This indicates her return to Mount Kailash. Devotees often shout “Aschhe
bochhor abar hobe” (Durga Puja will return next year again).
In the past, the idols were carried on bamboo structures. However, nowadays the idols are transported in trucks or pickup vans to riverbanks and then they are placed in a boat and taken to the middle of the river for immersion.
After immersion of idols, young members of the family touch the feet of the elders to seek blessings. Some hug each other (kolakuli). Sweets such as chomchom, kalojam, sandesh, narkeler naru (mounds made of coconut and
jaggery) are distributed on this day.
In the capital Dhaka, the main puja mandaps are at Dhakeshwari National
Temple, Ramkrishna Mission and Math, Kalabagan, Banani, Shakhari Bazar and Ramna Kali Mandir.
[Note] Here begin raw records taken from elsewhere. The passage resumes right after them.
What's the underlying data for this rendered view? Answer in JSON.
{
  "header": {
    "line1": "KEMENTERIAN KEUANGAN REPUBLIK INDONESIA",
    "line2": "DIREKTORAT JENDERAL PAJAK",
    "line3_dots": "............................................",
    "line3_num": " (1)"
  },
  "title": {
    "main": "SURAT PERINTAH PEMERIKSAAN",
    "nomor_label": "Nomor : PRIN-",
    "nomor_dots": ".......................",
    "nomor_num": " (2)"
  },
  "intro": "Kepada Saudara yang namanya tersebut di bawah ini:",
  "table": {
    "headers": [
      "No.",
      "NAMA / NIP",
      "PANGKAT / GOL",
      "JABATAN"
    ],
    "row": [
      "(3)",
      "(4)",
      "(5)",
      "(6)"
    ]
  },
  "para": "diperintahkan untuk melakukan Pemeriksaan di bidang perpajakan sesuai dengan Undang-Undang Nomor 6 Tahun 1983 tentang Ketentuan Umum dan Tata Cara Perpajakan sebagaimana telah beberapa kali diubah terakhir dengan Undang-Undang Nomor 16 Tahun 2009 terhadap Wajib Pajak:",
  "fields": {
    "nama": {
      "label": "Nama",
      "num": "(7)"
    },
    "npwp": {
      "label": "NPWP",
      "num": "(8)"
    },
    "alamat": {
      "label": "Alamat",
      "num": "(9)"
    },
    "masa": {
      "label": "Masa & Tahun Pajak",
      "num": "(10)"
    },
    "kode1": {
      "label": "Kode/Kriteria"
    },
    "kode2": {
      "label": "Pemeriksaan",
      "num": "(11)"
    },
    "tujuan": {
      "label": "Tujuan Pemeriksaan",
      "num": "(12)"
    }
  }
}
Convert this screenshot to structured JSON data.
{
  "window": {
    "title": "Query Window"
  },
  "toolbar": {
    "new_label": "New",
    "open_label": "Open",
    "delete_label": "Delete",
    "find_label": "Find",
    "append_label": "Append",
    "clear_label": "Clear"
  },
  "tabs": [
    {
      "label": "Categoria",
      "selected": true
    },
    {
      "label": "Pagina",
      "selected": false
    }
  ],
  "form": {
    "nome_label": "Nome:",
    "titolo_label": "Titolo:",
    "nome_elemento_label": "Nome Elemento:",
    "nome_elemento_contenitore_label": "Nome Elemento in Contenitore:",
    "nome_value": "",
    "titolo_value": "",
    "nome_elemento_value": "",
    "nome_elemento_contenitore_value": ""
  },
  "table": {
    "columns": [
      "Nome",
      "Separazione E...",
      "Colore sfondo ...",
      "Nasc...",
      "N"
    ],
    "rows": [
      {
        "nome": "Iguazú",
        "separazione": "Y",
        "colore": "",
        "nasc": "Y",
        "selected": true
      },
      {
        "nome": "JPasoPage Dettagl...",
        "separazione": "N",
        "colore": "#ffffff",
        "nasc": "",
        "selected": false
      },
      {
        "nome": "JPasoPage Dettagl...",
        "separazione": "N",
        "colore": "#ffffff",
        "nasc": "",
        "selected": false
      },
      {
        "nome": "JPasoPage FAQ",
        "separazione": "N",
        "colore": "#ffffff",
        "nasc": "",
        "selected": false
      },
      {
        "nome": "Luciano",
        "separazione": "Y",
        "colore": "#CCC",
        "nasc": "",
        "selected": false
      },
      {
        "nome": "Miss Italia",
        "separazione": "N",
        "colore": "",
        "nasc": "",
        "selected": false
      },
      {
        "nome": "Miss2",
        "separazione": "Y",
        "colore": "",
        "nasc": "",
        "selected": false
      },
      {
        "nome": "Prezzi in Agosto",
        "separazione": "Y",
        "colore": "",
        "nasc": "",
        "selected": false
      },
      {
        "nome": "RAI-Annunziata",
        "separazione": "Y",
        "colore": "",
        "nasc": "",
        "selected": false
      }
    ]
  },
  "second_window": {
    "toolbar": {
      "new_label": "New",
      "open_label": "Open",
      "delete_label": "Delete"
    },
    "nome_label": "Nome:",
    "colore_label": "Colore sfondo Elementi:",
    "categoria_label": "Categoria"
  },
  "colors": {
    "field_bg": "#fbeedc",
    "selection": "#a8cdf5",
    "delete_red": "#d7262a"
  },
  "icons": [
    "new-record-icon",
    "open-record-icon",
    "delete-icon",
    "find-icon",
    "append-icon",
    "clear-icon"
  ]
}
In major divisional cities including port city Chattogram, Rajshahi, Khulna and Sylhet and district towns including Narayanganj, Faridpur, Dinajpur, Jashore, Kushtia, Netrakona, Tangail, Satkhira, are also witnessing massive celebration of Durga Puja.
Durga Puja is being celebrated at 32,408 mandaps across the country this year including 245 in the capital, according to Bangladesh Puja Udjapan Parishad (BPUP).
BPUP general secretary Prof Chandranath Poddar said the country saw Durga
Puja celebration at 32,168 mandaps including 241 in the capital last year.
Stringent security measures have taken across the country during the
celebration of Durga Puja to avert any untoward situation.